Original URL: http://www.theregister.co.uk/2012/08/14/inmobi_figures/
Brits obey mobile ads, says mobile ad biz
Half the population admit their phone rules their wallet
Nearly half of punters polled in a survey reckon mobile ads are influencing their purchasing decisions, and 63 per cent have bought stuff on their phones - says the company supplying the ads.
That's according to InMobi, which describes itself as "the largest independent mobile advertising network". It asked a thousand Brits if they liked mobile adverts and concluded that "archaic perceptions of mobile advertising being intrusive are long gone". The survey found that 48 per cent of the sample admitted that tiny banners help them decide what to buy, and the vast majority are already shopping on their phones.
Apparently a fifth of those polled will happily spend £20 on their phone, while over a quarter will risk £50 on the mobile network, which is strange given that modern smartphones are considerably more secure than the desktop computers over which people will happily spend thousands of pounds.
The majority of mobile purchasing is still digital goods - such as Kindle ebooks and music files - not to mention all those copies of Angry Birds et al. Yet 34 per cent insist they're buying physical goods in their phones, while around a quarter are paying bills and a similar number buying services.
Those figures are the most useful, as InMobi admits its sample "was focused on those who use mobile media including native apps and mobile websites", so it would have been more surprising if they'd found no one shopping on the move. It also means that InMobi's conclusion, that mobile adverts were very nearly as effective as TV advertising, can't really be applied outside that demographic.

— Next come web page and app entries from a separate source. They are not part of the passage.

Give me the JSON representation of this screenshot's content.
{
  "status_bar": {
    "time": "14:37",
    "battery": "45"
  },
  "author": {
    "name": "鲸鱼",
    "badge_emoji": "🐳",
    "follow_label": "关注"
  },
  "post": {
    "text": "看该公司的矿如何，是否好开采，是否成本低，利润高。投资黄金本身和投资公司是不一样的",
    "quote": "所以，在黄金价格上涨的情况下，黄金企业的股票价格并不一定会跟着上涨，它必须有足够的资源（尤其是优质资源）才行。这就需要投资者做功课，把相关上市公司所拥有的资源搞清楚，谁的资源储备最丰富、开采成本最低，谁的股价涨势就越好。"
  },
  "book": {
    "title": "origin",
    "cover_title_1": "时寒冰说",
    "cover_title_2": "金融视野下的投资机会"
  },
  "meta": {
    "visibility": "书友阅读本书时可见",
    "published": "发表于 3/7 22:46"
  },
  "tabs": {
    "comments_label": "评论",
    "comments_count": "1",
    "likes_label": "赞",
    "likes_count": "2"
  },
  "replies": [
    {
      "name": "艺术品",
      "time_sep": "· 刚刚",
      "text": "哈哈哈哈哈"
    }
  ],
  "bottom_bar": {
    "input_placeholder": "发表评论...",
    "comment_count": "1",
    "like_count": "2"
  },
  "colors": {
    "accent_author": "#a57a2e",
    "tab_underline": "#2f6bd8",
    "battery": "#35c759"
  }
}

Which is a shame as there's a lot resting on the expected success of mobile ads, not least the profitability of Facebook. InMobi's figures seem to bear out the most-optimistic predictions, and if they do apply to the rest of the population then that's fine, but if not then mobile-phone advertising isn't going to fund all that mobile content and we might just have to start paying for content as well as stuff. ®